Retired bureaucrat S R Sankaran, who had played a crucial role in bringing the Maoists and Andhra Pradesh government together for the first ever direct peace talks six years ago, passed away on Thursday after a brief illness.
Sankaran, as a leading human rights activist and a member of Concerned Citizens Committee had worked with other prominent people to pave the way for direct talks between the state government and the top leaders of CPI-Maoist and CPI-Maoist Leninist-Janashakti in 2004. However the talks could not progress beyond the first round as serious differences arose over the issue of Maoists moving around with weapons.
Sankaran was part of the group of 16 IAS officers who were abducted by the Naxalites of People's War in East Godavari district in 1987.
Even as a serving IAS officer Sankaran had made a name for himself for his tireless work to uplift the weaker sections specially the tribal and the Dalit communities in the state. He was so popular while serving in the tribal areas of Khammam and Adilabad districts in the state that people agitated when he was transferred from there.
He also played an important role as the commissioner for tribal welfare in the state. Sankaran also served as chief secretary in Tripura and Assam. He was also on the committee constituted on the right for food by the Supreme Court and the state government's committee on the rights of tribal people.
Chief Minister K Rosaiah and the leader of opposition N Chandrababu Naidu have condoled the death of Sankaran. Expressing shock and grief, Rosaiah said that he rendered yeomen service to the state and Centre. He said Sankaran was loved by all for his simplicity and humane qualities.

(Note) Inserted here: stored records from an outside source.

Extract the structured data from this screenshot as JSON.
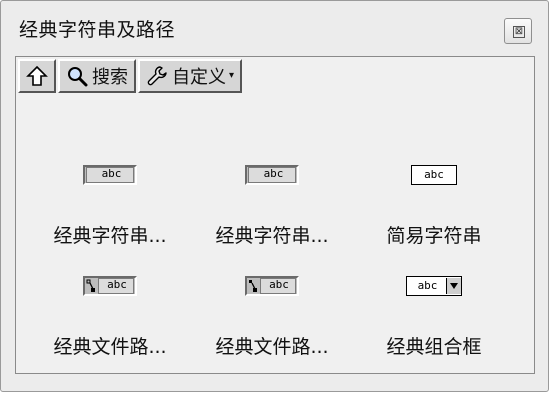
{
  "window": {
    "title": "经典字符串及路径",
    "close_glyph": "⊠"
  },
  "toolbar": {
    "up_icon": "up-arrow",
    "search_icon": "magnifier",
    "search_label": "搜索",
    "customize_icon": "wrench",
    "customize_label": "自定义",
    "customize_dropdown": "▾"
  },
  "items": [
    {
      "label": "经典字符串...",
      "control": "classic-string",
      "sample": "abc"
    },
    {
      "label": "经典字符串...",
      "control": "classic-string",
      "sample": "abc"
    },
    {
      "label": "简易字符串",
      "control": "simple-string",
      "sample": "abc"
    },
    {
      "label": "经典文件路...",
      "control": "classic-path",
      "sample": "abc"
    },
    {
      "label": "经典文件路...",
      "control": "classic-path",
      "sample": "abc"
    },
    {
      "label": "经典组合框",
      "control": "classic-combo",
      "sample": "abc"
    }
  ]
}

Recalling his services Chandrababu Naidu said that he had endeared himself to the people as he continued to serve them even after retirement.